Kavanaugh's investiture ceremony is scheduled to take place on Thursday. Typically, a new judge, along with the chief justice, walk together down the marble steps in front of the Supreme Court after the new judge is admitted.
However, according to court spokesperson Kathy Arberg, an exception is being made in Kavanaugh's case "out of an abundance of caution due to security concerns."
On October 6, the Senate voted by 50 to 48 in favor of installing the 53-year-old conservative judge on the nine-member top US court, a life position.
The vote put an end to weeks of bitter debate and protest after at least three women, including California criminal psychology professor Christine Blasey Ford, came forward with accusations that the judge had sexually assaulted them in the past.
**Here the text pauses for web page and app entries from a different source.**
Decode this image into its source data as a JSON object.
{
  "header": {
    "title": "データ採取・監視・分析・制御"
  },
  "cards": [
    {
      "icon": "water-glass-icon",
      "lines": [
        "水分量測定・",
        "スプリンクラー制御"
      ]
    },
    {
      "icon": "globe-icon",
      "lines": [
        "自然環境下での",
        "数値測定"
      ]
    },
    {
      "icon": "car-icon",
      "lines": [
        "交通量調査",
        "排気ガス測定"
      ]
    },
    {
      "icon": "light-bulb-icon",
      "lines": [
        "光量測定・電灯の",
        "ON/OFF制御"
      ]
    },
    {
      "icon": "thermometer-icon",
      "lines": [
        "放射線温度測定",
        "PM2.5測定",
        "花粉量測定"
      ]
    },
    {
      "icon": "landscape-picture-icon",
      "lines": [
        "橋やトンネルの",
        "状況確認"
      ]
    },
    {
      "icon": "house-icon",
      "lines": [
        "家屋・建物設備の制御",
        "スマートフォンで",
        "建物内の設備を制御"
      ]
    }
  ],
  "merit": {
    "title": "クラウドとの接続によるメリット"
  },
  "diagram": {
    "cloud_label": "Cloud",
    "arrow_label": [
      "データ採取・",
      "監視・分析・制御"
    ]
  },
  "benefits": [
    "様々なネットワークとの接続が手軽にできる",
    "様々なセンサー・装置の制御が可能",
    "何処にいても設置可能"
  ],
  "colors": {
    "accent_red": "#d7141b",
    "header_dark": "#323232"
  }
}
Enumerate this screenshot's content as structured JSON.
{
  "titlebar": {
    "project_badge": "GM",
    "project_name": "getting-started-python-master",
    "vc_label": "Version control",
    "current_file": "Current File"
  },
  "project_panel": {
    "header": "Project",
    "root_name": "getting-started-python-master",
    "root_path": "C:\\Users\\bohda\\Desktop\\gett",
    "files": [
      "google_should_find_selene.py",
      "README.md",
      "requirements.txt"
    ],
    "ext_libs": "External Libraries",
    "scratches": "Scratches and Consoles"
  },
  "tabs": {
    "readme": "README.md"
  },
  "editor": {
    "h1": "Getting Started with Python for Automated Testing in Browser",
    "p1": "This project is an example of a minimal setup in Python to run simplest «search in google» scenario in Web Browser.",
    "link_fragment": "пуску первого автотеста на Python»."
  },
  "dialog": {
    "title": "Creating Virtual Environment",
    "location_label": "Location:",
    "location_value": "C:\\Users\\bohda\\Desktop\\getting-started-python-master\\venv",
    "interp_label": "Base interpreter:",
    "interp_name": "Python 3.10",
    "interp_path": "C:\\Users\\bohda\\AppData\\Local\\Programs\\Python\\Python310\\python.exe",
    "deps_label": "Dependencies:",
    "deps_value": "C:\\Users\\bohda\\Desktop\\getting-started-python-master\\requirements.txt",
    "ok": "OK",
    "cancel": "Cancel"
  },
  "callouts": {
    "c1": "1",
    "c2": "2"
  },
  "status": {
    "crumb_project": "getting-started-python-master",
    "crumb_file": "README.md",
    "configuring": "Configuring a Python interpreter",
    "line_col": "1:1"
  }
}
Kavanaugh denied the allegations, while US Donald President Trump repeatedly accused protesters of trying to "make Senators look bad."
This weekend, Judy Munro-Leighton — who admitted to writing a letter under the alias Jane Doe — told federal investigators that she had falsely accused Kavanaugh of sexual assault because she was "angry" and wanted public attention.
"Under questioning by Committee investigators, Ms. Munro-Leighton admitted, contrary to her prior claims, that she had not been sexually assaulted by Judge Kavanaugh," Senator Chuck Grassley wrote in a letter to Attorney General Jeff Sessions and FBI Director Christopher Wray, describing her as a left-wing activist who was "decades older than Judge Kavanaugh."
"The Committee is grateful to citizens who come forward with relevant information in good faith, even if they are not one hundred percent sure about what they know," Grassley wrote in his letter to the FBI and DOJ.
"But when individuals intentionally mislead the Committee, they divert Committee resources during time-sensitive investigations and materially impede our work. Such acts are not only unfair; they are potentially illegal."
According to a recent Harvard/Harris poll, most American women and men (about 55 percent) claim that Democrats were not genuinely concerned with the accusations of sexual assault made by Ford, but instead were using the allegations to gain political advantage.